“The Sentence was made in response to a request by the appellant that this court order a trial of the issue.The court refused, explaining that it was not appropriate to grant the request because the appellant had not requested that relief in the proceedings before Gans J.”

The Court points to the first sentence of para. 30 of the Prior Appeal Decision  which leaves the door open for Donaldson:

“Should [the respondent] take steps to enforce its arbitral awards against [the appellant] in the Ontario courts, then it would seem to me that [the appellant] should be free to resist the enforcement of those awards on whatever basis it chooses, subject to the ruling of the presiding judge. [Emphasis added.]

[14] Nor do we accept that issue estoppel flows from the statements made by Gans J. in the injunction motion. Justice Gans observations on the issue of the alleged death threats were made in the context of an interim interlocutory proceeding seeking to prevent the ICAC arbitration from proceeding. In our view, those remarks do not bind the judge deciding the enforcement proceedings.

[15] In any event, it appears that Gans J.’s finding on this issue rests on a misapprehension of the evidence. The respondent had not, as Gans J. appears to have understood, offered to change the venue of the arbitration hearing to a neutral location. Rather, as the respondent confirmed to this court, the offer was to allow that part of the arbitration involving testimony by the appellant’s witnesses to be heard in a neutral location. The balance of the arbitration would have taken place in Moscow. Thus, the offer could not amount to a complete answer to the appellant’s concerns because the appellant would still have had to go to Russia for all aspects of the arbitration except for the giving of its testimony.
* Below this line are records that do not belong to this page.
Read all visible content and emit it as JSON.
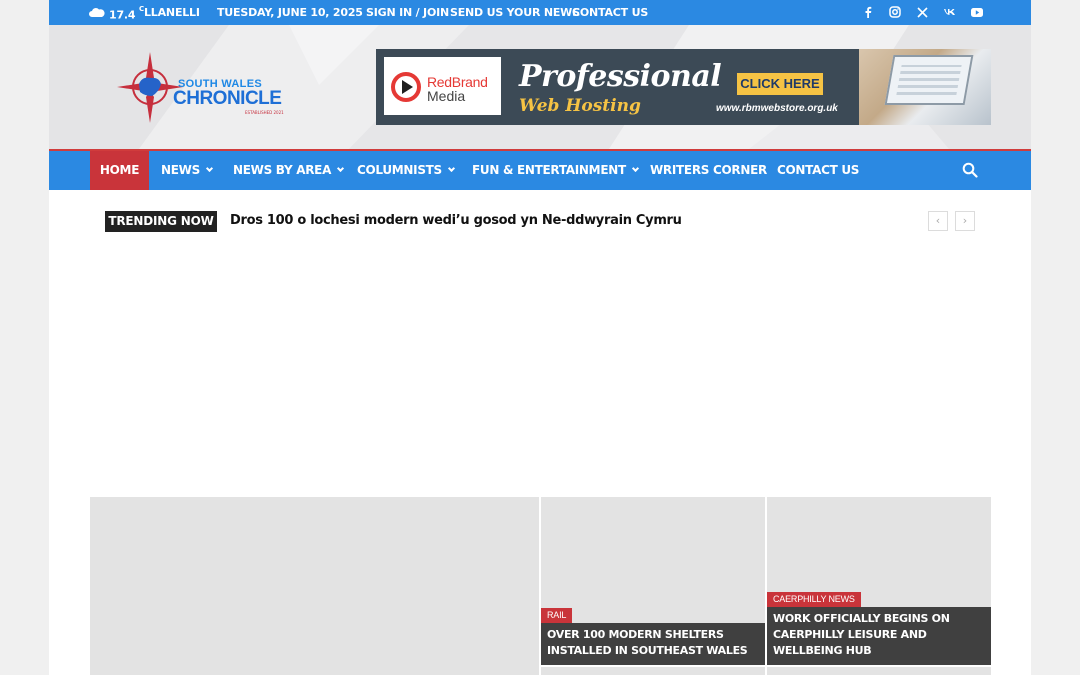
{
  "topbar": {
    "weather_icon": "cloud-icon",
    "temperature": "17.4",
    "temp_unit": "C",
    "location": "LLANELLI",
    "date": "TUESDAY, JUNE 10, 2025",
    "links": [
      "SIGN IN / JOIN",
      "SEND US YOUR NEWS",
      "CONTACT US"
    ],
    "social": [
      "facebook-icon",
      "instagram-icon",
      "x-icon",
      "vk-icon",
      "youtube-icon"
    ]
  },
  "logo": {
    "line1": "SOUTH WALES",
    "line2": "CHRONICLE",
    "tagline": "ESTABLISHED 2021"
  },
  "banner": {
    "brand_top": "RedBrand",
    "brand_bottom": "Media",
    "headline": "Professional",
    "subheadline": "Web Hosting",
    "cta": "CLICK HERE",
    "url": "www.rbmwebstore.org.uk"
  },
  "nav": {
    "items": [
      {
        "label": "HOME",
        "dropdown": false,
        "active": true
      },
      {
        "label": "NEWS",
        "dropdown": true
      },
      {
        "label": "NEWS BY AREA",
        "dropdown": true
      },
      {
        "label": "COLUMNISTS",
        "dropdown": true
      },
      {
        "label": "FUN & ENTERTAINMENT",
        "dropdown": true
      },
      {
        "label": "WRITERS CORNER",
        "dropdown": false
      },
      {
        "label": "CONTACT US",
        "dropdown": false
      }
    ],
    "search_icon": "search-icon"
  },
  "trending": {
    "label": "TRENDING NOW",
    "headline": "Dros 100 o lochesi modern wedi’u gosod yn Ne-ddwyrain Cymru",
    "prev_icon": "chevron-left-icon",
    "next_icon": "chevron-right-icon"
  },
  "featured": [
    {
      "category": "RAIL",
      "title": "OVER 100 MODERN SHELTERS INSTALLED IN SOUTHEAST WALES"
    },
    {
      "category": "CAERPHILLY NEWS",
      "title": "WORK OFFICIALLY BEGINS ON CAERPHILLY LEISURE AND WELLBEING HUB"
    }
  ],
  "colors": {
    "primary_blue": "#2b89e2",
    "accent_red": "#c9343a",
    "dark": "#222222"
  }
}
Second, even if the preconditions to the operation of issue estoppel were established, the application judge failed to exercise the court’s residual discretion taking into account the entirety of the circumstances, including weighing the factors for and against the exercise of the residual discretion: citing, Danyluk v. Ainsworth Technologies Inc. [2001] 2 S.C.R. 460 at para’s 33, 66 and 80. 
The Court of Appeal concludes:
“…It was an error to fail to consider this residual discretion. In the circumstances of this case where the issue of the alleged death threats has never been decided on the merits and where that undecided issue goes to the heart of the appellant’s ability to participate in the arbitration the application of issue estoppel would have worked an injustice”

Accordingly, the enforcement application was remitted for a fresh determination to be made in accordance with the panel’s reasons. with costs of the appeal and thrown away below in favour of the appellant fixed at $25,000 and $20,000, respectively, to be set off against outstanding costs order in favour of the respondent.

H/T to Allan L. Herman, co-counsel for the appellant, Donaldson International Livestock Ltd. for alerting me to this decision.

%d bloggers like this: